How the Travel Industry is Lagging Behind
Sites such as TripAdvisor, Hotels.com, Kayak, and many others provide comprehensive information for people who want to travel anywhere in the world. However, these sites are not using the latest advances in artificial intelligence (AI) and machine learning. Searching on a major travel site is really like using a slightly more specialized version of a basic search engine by today’s standards. Doing a typical search for flights or hotels, you get a long list of choices. While you can usually filter certain specifications (e.g. price range and amenities for hotels), the sites don't provide much in the way of personalization. When you visit TripAdvisor, for example, the site recognizes returning users, but each time you do a search, you're basically starting from square one. You don't have access to nearly the same level of personalization that you'd find on other consumer sites.
Consider how Netflix targets its customers. You get TV and movie recommendations based on your viewing history, taking into account factors such as genre, topics and actors.
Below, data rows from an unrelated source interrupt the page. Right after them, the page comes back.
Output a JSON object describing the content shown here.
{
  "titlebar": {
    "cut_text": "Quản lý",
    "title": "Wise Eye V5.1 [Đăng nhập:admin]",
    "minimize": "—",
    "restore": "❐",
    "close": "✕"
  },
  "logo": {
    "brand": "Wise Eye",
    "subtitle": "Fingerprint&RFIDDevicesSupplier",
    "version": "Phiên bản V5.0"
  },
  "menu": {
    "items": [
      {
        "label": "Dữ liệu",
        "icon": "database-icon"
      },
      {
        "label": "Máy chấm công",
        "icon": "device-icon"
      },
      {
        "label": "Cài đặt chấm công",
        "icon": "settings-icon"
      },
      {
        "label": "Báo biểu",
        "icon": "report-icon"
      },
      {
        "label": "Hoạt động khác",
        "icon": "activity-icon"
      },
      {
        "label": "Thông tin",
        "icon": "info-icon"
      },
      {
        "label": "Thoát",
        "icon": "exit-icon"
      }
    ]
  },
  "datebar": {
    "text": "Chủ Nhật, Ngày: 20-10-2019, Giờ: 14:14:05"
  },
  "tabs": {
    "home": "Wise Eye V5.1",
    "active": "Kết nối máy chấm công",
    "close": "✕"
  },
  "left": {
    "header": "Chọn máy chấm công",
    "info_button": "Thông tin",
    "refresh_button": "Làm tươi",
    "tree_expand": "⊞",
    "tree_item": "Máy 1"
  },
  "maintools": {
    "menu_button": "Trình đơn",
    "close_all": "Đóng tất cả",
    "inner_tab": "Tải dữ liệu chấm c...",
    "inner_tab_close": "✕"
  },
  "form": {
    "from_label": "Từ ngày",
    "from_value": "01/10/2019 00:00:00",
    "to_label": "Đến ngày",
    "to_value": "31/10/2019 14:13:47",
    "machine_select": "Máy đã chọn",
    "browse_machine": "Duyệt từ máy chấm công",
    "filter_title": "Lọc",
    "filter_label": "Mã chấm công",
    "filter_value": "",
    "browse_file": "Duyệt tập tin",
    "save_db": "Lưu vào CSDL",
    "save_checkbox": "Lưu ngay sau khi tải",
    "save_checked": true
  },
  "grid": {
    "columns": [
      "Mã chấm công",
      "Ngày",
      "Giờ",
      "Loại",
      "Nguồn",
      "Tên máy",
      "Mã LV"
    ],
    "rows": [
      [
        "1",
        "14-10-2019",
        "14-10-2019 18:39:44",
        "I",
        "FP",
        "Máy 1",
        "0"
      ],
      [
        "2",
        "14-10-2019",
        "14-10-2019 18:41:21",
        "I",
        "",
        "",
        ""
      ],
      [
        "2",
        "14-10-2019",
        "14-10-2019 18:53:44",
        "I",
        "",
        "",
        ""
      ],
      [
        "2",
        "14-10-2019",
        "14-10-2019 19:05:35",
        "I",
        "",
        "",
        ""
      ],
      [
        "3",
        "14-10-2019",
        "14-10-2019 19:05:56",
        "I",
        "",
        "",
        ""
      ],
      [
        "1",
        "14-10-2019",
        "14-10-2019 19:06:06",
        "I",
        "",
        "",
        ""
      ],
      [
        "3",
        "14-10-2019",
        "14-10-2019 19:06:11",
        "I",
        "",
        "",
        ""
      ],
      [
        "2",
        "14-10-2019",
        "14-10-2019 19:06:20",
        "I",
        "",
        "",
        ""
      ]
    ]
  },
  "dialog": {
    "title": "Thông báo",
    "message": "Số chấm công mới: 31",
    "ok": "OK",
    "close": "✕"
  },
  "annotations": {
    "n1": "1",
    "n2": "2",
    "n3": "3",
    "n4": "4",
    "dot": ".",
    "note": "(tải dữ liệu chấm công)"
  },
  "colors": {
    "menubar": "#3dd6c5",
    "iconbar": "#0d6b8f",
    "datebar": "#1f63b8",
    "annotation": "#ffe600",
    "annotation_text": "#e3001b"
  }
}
Music streaming services such as Spotify and Pandora similarly offer advanced personalization. Amazon does this on an even larger scale with its related products and other recommendations. Both Netflix and Amazon frequently send out emails recommending items based on customer preferences.
There's no reason travel companies can't follow their examples. Consider all of the factors that contribute to a traveler’s selections:
- Demographics - the age, gender, location and other basic data about a traveler
- Budget - budget, luxury or mid-range traveler
- Destinations – does a traveler prefer beach vacations, cruises, European capitals, national parks, etc.
- Flight Preferences - includes seating, cabin classes, checked baggage, meals and other options
- On-the-Ground Activities - specialized tours, sports, shopping, food and types of attractions
Some of the larger sites such as TripAdvisor do offer some degree of personalization. However, much of the focus is on building a community of users who post reviews. While reviews are certainly useful, they only matter when covering properly targeted items. For example, if a traveler is looking for a hotel room for under $150 per night, he/she won't care about reviewers raving about a luxury room that costs $300.
Hotel Sites vs. Airbnb
It's worth pondering why Airbnb was able to so quickly pose such a serious challenge to the hotel industry. Some travelers simply prefer the experience of staying in someone's home as opposed to a hotel room. This, however, is only part of the picture. Airbnb has also successfully created a convenient and user-friendly site that gives searchers personalized and location-based results. Airbnb excels at featuring not only rooms but locations and experiences. In addition to user-friendly settings for factors such as price range, neighborhoods and amenities, the site also recommends customized personal experiences. Users also receive targeted emails based on recent trips and searches. The hotel industry can learn a lot from Airbnb. The same is true for large travel sites that provide lots of choices but insufficient curation.
Travel Companies Need to Fully Embrace the Digital Age
In some ways, the travel industry is lagging behind when it comes to offering customers the kind of personalized choices they can obtain when shopping for many other items online. When you search for a smartphone, a book, a pair of running shoes or any other product or service, you're often treated like an individual with specific needs and preferences. With travel, however, searchers are more likely to be stuck with generic lists of attractions or an endless number of search results for hotels or flights. Travel sites will enjoy greater success when they learn to take advantage of the latest technology and offer users more personalized services.